Segment Start: Record set
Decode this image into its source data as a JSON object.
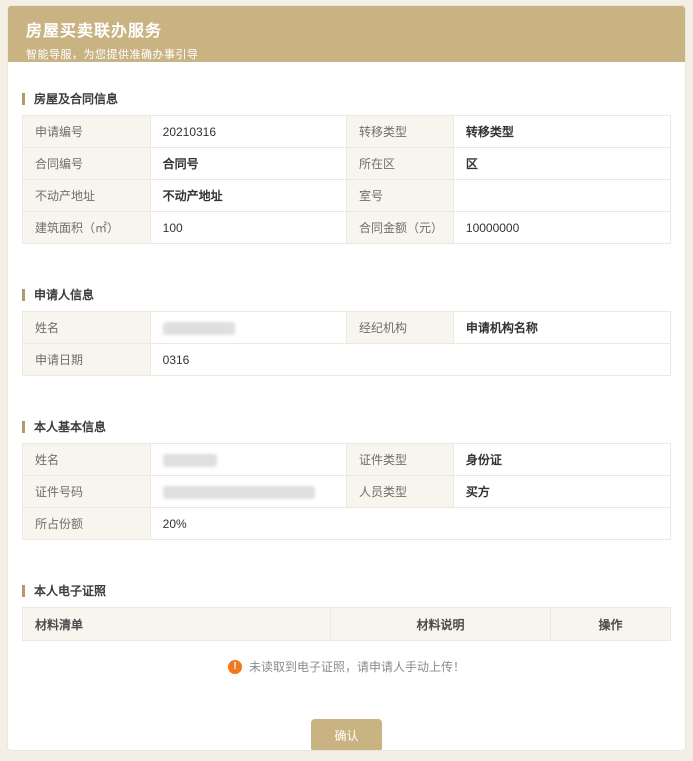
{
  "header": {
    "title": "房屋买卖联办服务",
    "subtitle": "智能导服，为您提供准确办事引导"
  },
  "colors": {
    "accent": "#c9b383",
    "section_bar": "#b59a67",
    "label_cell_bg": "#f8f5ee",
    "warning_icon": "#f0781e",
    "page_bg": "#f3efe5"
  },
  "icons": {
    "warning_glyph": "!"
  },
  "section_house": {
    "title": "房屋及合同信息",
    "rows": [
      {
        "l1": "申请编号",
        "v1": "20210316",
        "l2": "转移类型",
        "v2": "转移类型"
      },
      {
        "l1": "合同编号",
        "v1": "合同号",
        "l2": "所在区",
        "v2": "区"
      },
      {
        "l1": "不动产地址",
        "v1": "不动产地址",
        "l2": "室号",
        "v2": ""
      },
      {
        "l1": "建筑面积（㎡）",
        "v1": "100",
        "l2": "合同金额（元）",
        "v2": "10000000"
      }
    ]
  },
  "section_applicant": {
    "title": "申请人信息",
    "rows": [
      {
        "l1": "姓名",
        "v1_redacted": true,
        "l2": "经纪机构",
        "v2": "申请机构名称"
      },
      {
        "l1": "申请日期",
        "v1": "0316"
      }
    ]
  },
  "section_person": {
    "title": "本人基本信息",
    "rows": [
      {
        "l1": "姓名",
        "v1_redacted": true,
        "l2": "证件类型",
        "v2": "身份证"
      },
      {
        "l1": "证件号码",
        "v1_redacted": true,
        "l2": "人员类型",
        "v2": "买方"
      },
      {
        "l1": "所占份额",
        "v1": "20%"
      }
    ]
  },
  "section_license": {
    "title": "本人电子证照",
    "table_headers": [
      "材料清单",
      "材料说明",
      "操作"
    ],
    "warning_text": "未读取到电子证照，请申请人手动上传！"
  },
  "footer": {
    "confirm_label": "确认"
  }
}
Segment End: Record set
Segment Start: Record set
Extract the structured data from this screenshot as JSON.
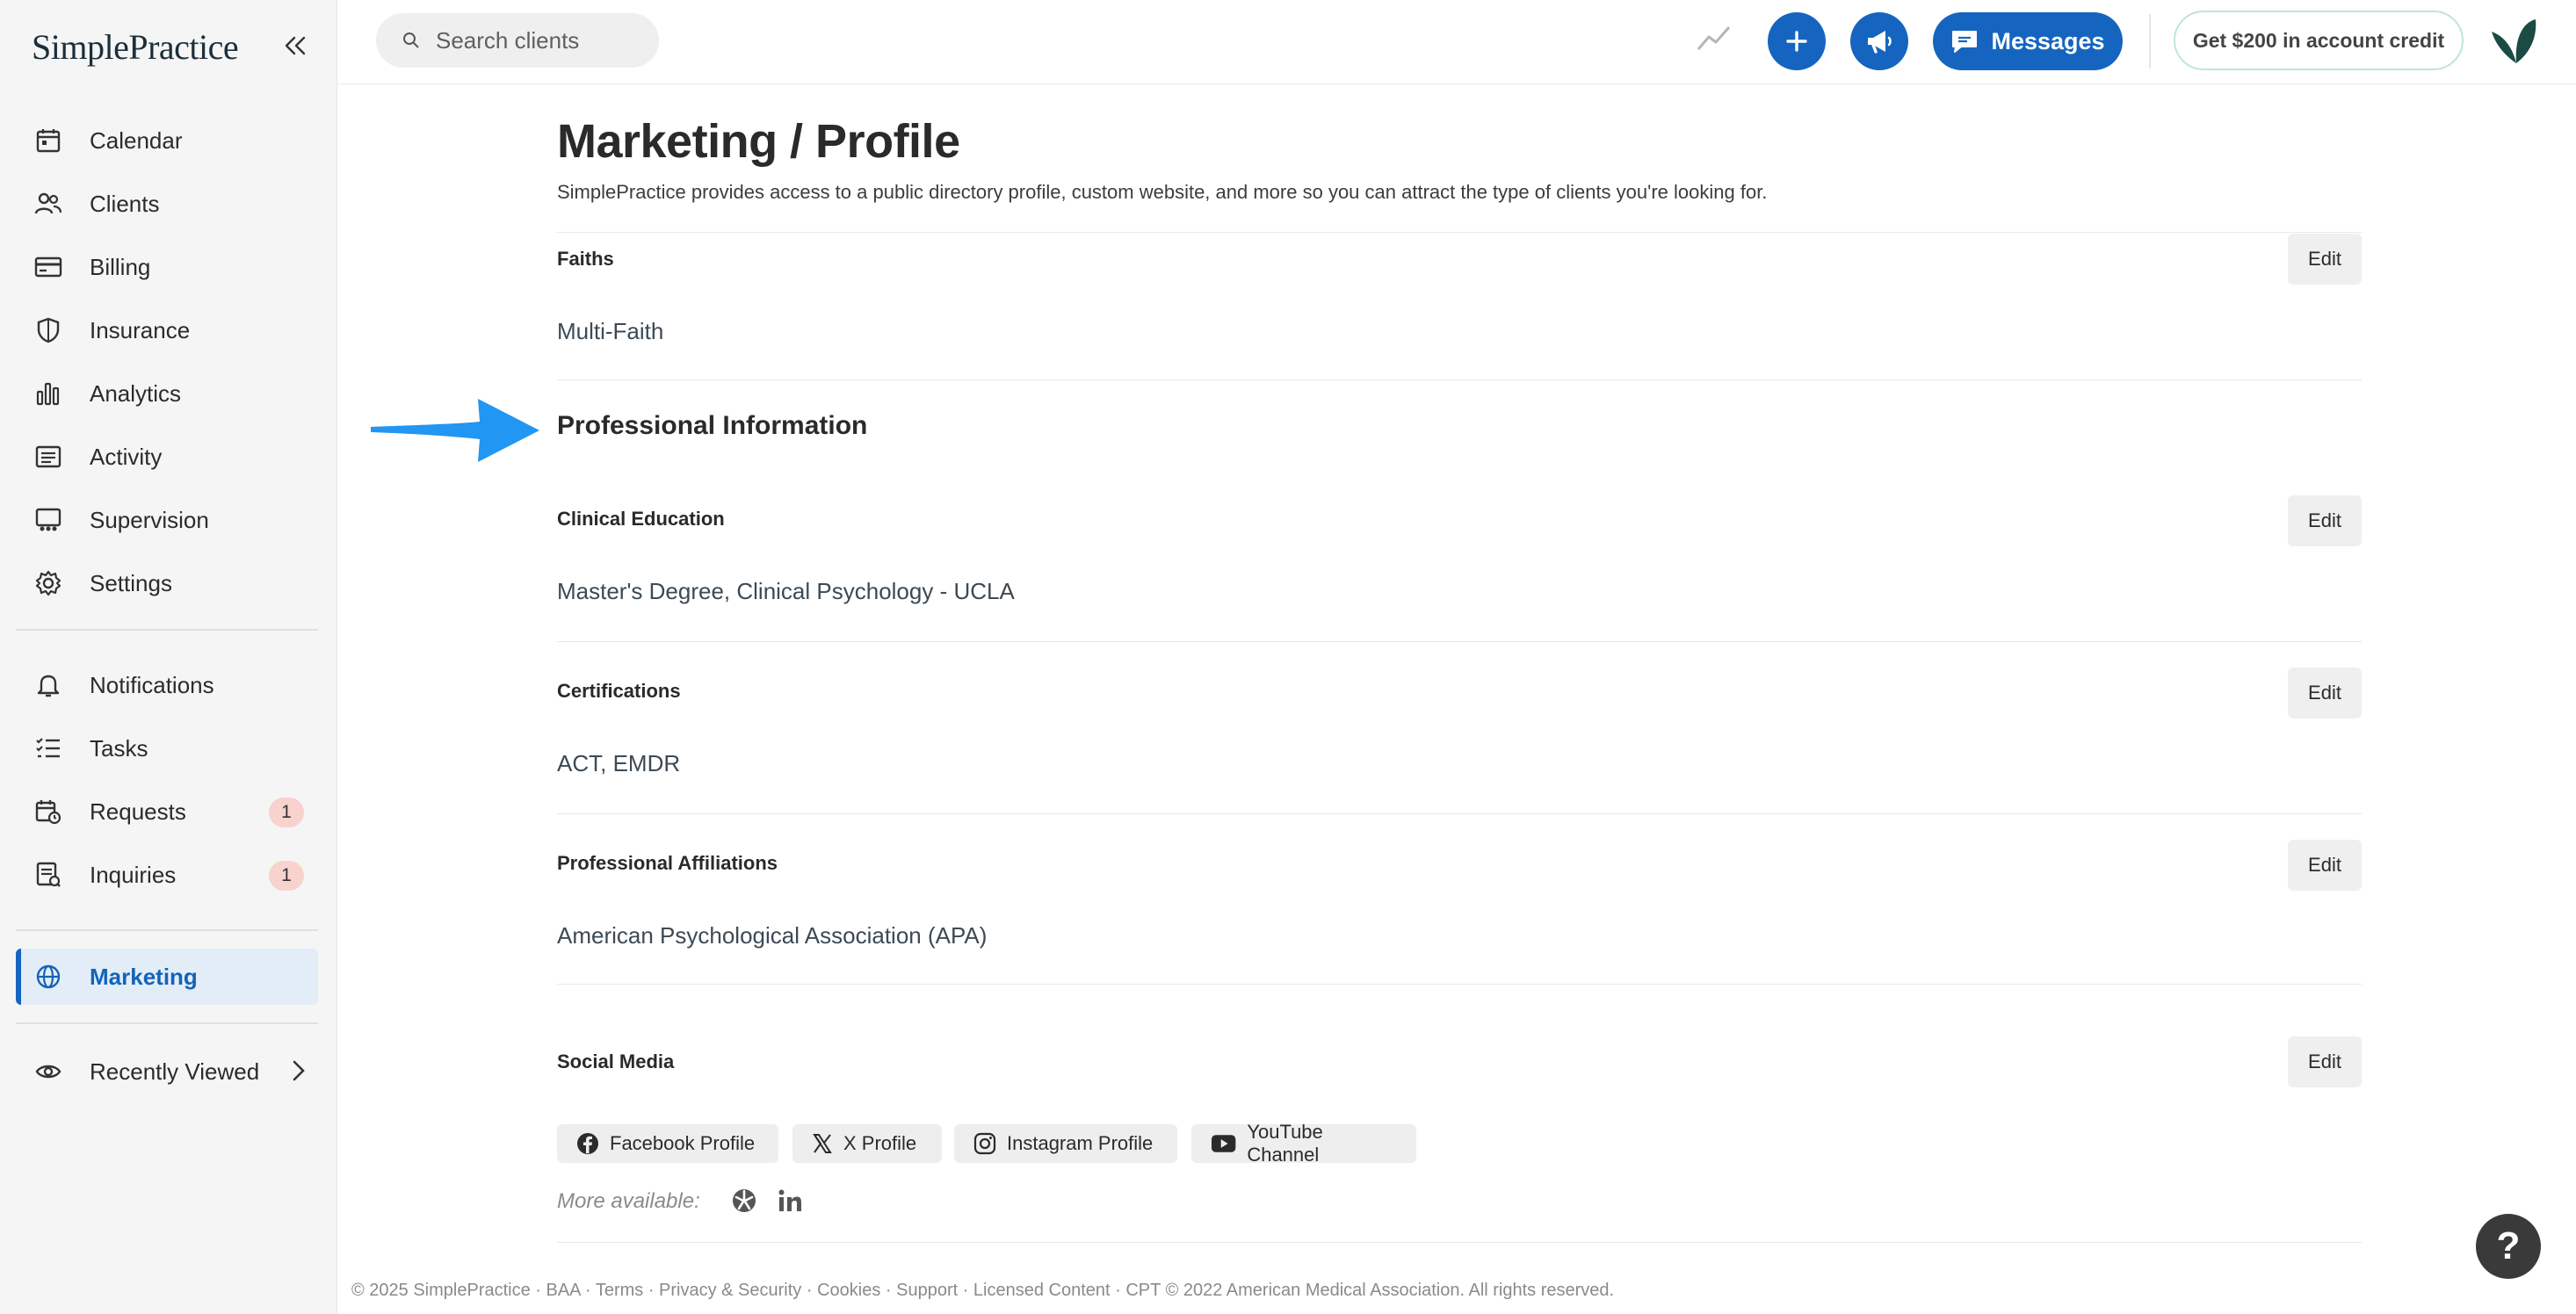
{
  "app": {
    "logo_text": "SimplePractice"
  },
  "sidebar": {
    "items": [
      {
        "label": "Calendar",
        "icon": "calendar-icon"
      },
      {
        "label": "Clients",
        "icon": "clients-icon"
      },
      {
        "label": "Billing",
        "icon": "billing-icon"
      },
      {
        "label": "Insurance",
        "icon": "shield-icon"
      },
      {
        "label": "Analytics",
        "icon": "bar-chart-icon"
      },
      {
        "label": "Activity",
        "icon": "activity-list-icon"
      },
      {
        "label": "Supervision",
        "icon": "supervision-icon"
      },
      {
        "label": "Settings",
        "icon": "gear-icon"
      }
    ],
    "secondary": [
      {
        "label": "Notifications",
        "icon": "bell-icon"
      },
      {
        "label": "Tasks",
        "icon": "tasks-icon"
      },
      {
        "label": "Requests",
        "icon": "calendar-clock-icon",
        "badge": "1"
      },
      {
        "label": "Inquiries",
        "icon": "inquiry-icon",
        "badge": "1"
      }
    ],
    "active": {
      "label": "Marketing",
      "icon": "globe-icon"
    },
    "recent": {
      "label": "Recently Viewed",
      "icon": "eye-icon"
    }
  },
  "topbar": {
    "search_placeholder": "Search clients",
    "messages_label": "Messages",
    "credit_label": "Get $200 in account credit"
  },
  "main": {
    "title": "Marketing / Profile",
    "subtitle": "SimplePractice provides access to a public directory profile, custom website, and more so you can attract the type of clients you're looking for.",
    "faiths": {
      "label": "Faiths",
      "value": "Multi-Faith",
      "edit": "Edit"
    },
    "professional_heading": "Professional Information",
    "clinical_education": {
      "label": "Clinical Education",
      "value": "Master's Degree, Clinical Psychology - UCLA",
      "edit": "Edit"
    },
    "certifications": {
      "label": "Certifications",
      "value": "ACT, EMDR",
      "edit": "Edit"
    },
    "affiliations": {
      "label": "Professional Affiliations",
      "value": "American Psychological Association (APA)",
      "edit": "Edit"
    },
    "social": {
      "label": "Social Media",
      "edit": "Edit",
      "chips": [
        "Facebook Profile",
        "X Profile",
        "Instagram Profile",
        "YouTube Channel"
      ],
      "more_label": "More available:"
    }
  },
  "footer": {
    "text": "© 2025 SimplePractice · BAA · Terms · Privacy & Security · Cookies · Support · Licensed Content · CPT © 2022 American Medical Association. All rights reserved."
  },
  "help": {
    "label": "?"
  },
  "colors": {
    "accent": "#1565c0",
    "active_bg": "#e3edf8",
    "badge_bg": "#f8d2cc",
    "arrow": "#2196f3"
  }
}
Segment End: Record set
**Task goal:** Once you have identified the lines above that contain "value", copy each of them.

**Output of the exercise:**
      "value": "Multi-Faith",
      "value": "Master's Degree, Clinical Psychology - UCLA",
      "value": "ACT, EMDR",
      "value": "American Psychological Association (APA)",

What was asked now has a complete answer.